What needs to be done:
Precise copying is required. Return the data below in full.

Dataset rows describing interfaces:
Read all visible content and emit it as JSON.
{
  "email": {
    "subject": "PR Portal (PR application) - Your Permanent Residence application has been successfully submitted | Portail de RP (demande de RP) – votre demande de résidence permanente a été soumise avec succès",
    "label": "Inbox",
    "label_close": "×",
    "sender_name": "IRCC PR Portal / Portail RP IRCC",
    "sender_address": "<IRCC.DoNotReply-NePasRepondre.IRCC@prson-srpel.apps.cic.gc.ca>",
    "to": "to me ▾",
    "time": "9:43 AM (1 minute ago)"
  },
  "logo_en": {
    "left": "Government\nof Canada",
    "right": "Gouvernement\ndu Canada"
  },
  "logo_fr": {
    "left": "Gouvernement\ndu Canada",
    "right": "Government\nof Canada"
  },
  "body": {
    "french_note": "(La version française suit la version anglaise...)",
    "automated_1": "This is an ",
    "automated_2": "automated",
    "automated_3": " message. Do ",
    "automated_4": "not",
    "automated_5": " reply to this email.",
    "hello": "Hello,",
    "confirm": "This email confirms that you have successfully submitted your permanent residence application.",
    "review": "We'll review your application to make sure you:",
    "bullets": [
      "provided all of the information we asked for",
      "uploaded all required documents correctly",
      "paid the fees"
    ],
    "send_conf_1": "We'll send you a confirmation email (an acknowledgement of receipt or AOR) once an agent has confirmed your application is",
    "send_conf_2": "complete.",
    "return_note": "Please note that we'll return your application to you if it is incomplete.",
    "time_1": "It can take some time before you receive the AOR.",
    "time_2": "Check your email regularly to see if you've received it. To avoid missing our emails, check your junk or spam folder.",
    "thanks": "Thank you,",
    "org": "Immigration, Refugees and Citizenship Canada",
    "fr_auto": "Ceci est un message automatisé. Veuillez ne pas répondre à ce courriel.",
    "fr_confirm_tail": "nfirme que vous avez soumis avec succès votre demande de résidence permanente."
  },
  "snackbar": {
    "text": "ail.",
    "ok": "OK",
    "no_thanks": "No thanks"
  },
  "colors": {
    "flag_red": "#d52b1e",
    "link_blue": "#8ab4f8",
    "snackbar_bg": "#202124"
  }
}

Answer to this problem:
Read all visible content and emit it as JSON.
{
  "email": {
    "subject": "PR Portal (PR application) - Your Permanent Residence application has been successfully submitted | Portail de RP (demande de RP) – votre demande de résidence permanente a été soumise avec succès",
    "label": "Inbox",
    "label_close": "×",
    "sender_name": "IRCC PR Portal / Portail RP IRCC",
    "sender_address": "<IRCC.DoNotReply-NePasRepondre.IRCC@prson-srpel.apps.cic.gc.ca>",
    "to": "to me ▾",
    "time": "9:43 AM (1 minute ago)"
  },
  "logo_en": {
    "left": "Government\nof Canada",
    "right": "Gouvernement\ndu Canada"
  },
  "logo_fr": {
    "left": "Gouvernement\ndu Canada",
    "right": "Government\nof Canada"
  },
  "body": {
    "french_note": "(La version française suit la version anglaise...)",
    "automated_1": "This is an ",
    "automated_2": "automated",
    "automated_3": " message. Do ",
    "automated_4": "not",
    "automated_5": " reply to this email.",
    "hello": "Hello,",
    "confirm": "This email confirms that you have successfully submitted your permanent residence application.",
    "review": "We'll review your application to make sure you:",
    "bullets": [
      "provided all of the information we asked for",
      "uploaded all required documents correctly",
      "paid the fees"
    ],
    "send_conf_1": "We'll send you a confirmation email (an acknowledgement of receipt or AOR) once an agent has confirmed your application is",
    "send_conf_2": "complete.",
    "return_note": "Please note that we'll return your application to you if it is incomplete.",
    "time_1": "It can take some time before you receive the AOR.",
    "time_2": "Check your email regularly to see if you've received it. To avoid missing our emails, check your junk or spam folder.",
    "thanks": "Thank you,",
    "org": "Immigration, Refugees and Citizenship Canada",
    "fr_auto": "Ceci est un message automatisé. Veuillez ne pas répondre à ce courriel.",
    "fr_confirm_tail": "nfirme que vous avez soumis avec succès votre demande de résidence permanente."
  },
  "snackbar": {
    "text": "ail.",
    "ok": "OK",
    "no_thanks": "No thanks"
  },
  "colors": {
    "flag_red": "#d52b1e",
    "link_blue": "#8ab4f8",
    "snackbar_bg": "#202124"
  }
}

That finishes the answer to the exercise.